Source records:
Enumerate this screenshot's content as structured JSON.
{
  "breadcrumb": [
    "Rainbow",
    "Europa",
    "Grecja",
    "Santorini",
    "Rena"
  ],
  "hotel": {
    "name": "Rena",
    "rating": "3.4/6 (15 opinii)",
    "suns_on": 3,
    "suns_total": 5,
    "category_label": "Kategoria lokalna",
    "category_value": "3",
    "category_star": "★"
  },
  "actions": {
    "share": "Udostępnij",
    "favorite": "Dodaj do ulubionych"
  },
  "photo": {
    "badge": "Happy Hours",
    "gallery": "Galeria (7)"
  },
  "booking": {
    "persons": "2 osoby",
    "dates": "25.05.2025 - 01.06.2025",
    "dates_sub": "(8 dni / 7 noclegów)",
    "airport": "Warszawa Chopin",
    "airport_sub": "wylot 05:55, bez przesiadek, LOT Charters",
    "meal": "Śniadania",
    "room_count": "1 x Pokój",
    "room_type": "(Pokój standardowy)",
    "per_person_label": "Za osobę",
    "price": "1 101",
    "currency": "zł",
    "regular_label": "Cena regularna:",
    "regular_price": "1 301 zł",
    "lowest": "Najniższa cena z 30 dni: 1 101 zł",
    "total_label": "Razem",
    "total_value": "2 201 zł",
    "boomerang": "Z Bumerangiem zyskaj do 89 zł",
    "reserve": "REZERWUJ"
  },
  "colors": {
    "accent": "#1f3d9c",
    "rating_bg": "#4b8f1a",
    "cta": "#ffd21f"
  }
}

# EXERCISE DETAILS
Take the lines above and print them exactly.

# YOUR RESPONSE
Enumerate this screenshot's content as structured JSON.
{
  "breadcrumb": [
    "Rainbow",
    "Europa",
    "Grecja",
    "Santorini",
    "Rena"
  ],
  "hotel": {
    "name": "Rena",
    "rating": "3.4/6 (15 opinii)",
    "suns_on": 3,
    "suns_total": 5,
    "category_label": "Kategoria lokalna",
    "category_value": "3",
    "category_star": "★"
  },
  "actions": {
    "share": "Udostępnij",
    "favorite": "Dodaj do ulubionych"
  },
  "photo": {
    "badge": "Happy Hours",
    "gallery": "Galeria (7)"
  },
  "booking": {
    "persons": "2 osoby",
    "dates": "25.05.2025 - 01.06.2025",
    "dates_sub": "(8 dni / 7 noclegów)",
    "airport": "Warszawa Chopin",
    "airport_sub": "wylot 05:55, bez przesiadek, LOT Charters",
    "meal": "Śniadania",
    "room_count": "1 x Pokój",
    "room_type": "(Pokój standardowy)",
    "per_person_label": "Za osobę",
    "price": "1 101",
    "currency": "zł",
    "regular_label": "Cena regularna:",
    "regular_price": "1 301 zł",
    "lowest": "Najniższa cena z 30 dni: 1 101 zł",
    "total_label": "Razem",
    "total_value": "2 201 zł",
    "boomerang": "Z Bumerangiem zyskaj do 89 zł",
    "reserve": "REZERWUJ"
  },
  "colors": {
    "accent": "#1f3d9c",
    "rating_bg": "#4b8f1a",
    "cta": "#ffd21f"
  }
}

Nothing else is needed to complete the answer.